I'm looking for an elementary proof (one which does not use Galois theory). For the case $$p = 3$$, we have that $$tr(A^3) = tr(A)^3 - 3e_1e_2 + 3e_3$$ where the $$e_i$$ are coefficients of the characterstic polynomial of $$A$$, and are thus integers, so the result follows. I cannot see a way to generalize this for arbitrary $$p$$. Any help would be great!

• It may help to consider the equivalent formulation $$\operatorname{tr}(n \,A^p - \operatorname{tr}(A)^p I) = 0$$ where $n$ is the size of the matrix Dec 18, 2018 at 3:31
• I'm not sure whether my answer below is "elementary enough" (I'm still using the language of finite fields, but not any "deep theory" of). And Galois theory seems to be an overkill to apply here ;) Dec 18, 2018 at 6:31

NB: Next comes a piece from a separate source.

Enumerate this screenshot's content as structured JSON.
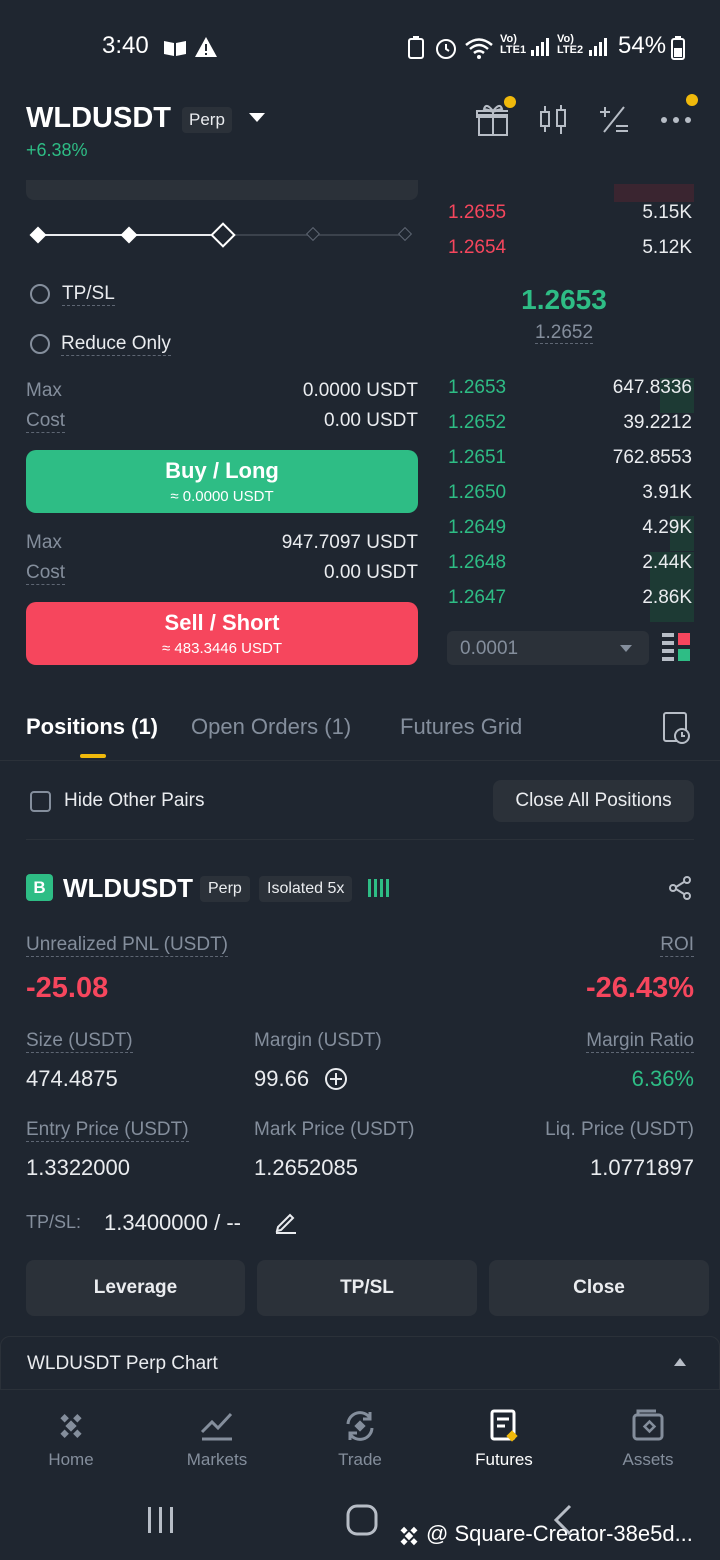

If $$A,B$$ are commuting square matrices over $$\mathbb{F}_p=\mathbb{Z}/p\mathbb{Z}$$ of the same size, then $$(A+B)^p=A^p+B^p$$ (the binomial formula is valid here, and $$p\mid\binom{p}{k}$$ for $$0). (The same holds for $$A,B$$ over $$\mathbb{F}_p[\lambda]$$, for the same reason.) It follows, for a matrix $$A$$ over $$\mathbb{F}_p$$, denoting by $$\chi_A(\lambda)=\det(\lambda I-A)$$ its characteristic polynomial, that $$(\lambda I-A)^p=\lambda^p I-A^p$$ and therefore $$\chi_{A^p}(\lambda^p)=\big(\chi_A(\lambda)\big)^p$$. But $$\big(f(x)\big)^p=f(x^p)$$ for any polynomial $$f\in\mathbb{F}_p[x]$$ (this is usually proven by induction on the degree of $$f$$ using the same "binomial argument" as above, and the fact that $$a^p=a$$ for any $$a\in\mathbb{F}_p$$).

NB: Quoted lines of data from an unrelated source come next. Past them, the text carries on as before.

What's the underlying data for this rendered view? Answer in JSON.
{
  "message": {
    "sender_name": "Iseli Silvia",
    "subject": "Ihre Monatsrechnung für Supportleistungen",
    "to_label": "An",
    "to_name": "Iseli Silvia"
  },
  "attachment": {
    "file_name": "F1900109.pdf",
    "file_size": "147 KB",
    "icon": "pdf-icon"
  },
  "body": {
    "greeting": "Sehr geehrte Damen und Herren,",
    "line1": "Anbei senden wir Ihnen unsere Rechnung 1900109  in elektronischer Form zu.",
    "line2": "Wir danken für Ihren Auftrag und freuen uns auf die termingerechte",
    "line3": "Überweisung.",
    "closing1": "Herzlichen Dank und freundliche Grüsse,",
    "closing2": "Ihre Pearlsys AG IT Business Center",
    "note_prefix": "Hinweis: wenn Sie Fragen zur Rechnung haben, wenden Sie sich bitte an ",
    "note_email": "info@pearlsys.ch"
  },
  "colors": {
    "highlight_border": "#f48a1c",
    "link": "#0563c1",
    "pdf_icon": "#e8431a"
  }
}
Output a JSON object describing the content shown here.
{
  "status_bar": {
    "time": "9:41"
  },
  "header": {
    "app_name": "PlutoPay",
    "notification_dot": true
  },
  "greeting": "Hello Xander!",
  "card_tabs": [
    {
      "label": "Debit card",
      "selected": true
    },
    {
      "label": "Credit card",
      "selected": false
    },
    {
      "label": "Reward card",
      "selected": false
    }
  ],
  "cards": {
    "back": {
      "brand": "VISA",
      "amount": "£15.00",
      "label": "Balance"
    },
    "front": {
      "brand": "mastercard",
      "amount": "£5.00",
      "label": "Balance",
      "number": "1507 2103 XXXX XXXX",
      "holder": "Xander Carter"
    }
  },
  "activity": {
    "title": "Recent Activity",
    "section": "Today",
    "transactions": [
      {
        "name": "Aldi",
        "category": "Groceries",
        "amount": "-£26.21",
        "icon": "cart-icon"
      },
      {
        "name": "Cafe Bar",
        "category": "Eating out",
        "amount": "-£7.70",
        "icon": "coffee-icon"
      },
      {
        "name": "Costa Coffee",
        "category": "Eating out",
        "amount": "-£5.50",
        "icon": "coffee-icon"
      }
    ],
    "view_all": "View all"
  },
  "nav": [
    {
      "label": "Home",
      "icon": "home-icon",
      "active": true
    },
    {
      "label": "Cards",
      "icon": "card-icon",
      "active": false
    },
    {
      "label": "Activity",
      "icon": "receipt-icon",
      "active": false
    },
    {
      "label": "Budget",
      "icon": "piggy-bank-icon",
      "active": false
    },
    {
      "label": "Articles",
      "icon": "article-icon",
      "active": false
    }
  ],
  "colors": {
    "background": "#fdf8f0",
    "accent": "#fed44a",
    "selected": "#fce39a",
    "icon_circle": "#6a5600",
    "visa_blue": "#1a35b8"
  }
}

Thus actually we have $$\chi_{A^p}(\lambda^p)=\chi_A(\lambda^p)$$, i.e. just $$\color{blue}{\chi_{A^p}\equiv\chi_A}$$. As a corollary (comparing the coefficients), we get $$\operatorname{tr}(A^p)=\operatorname{tr}(A)$$, and we're done (again by $$a^p=a$$ for any $$a\in\mathbb{F}_p$$).

• Could you explain why the line about the characteristic polynomials being equal?
– John
Dec 18, 2018 at 6:47
• I meant the equality between characteristic polynomials right after "and therefore ..."
– John
Dec 18, 2018 at 6:53
• Yes, I've edited this right before. We take $\det$ of the both sides of $(\lambda I-A)^p=\lambda^p I-A^p$. Dec 18, 2018 at 6:55
• Sorry, just saw that. It's clear now, thanks!
– John
Dec 18, 2018 at 6:56
• @reuns: for non-commuting $X,Y$, $(X+Y)^p=X^p+Y^p$ may fail to hold. Dec 18, 2018 at 8:01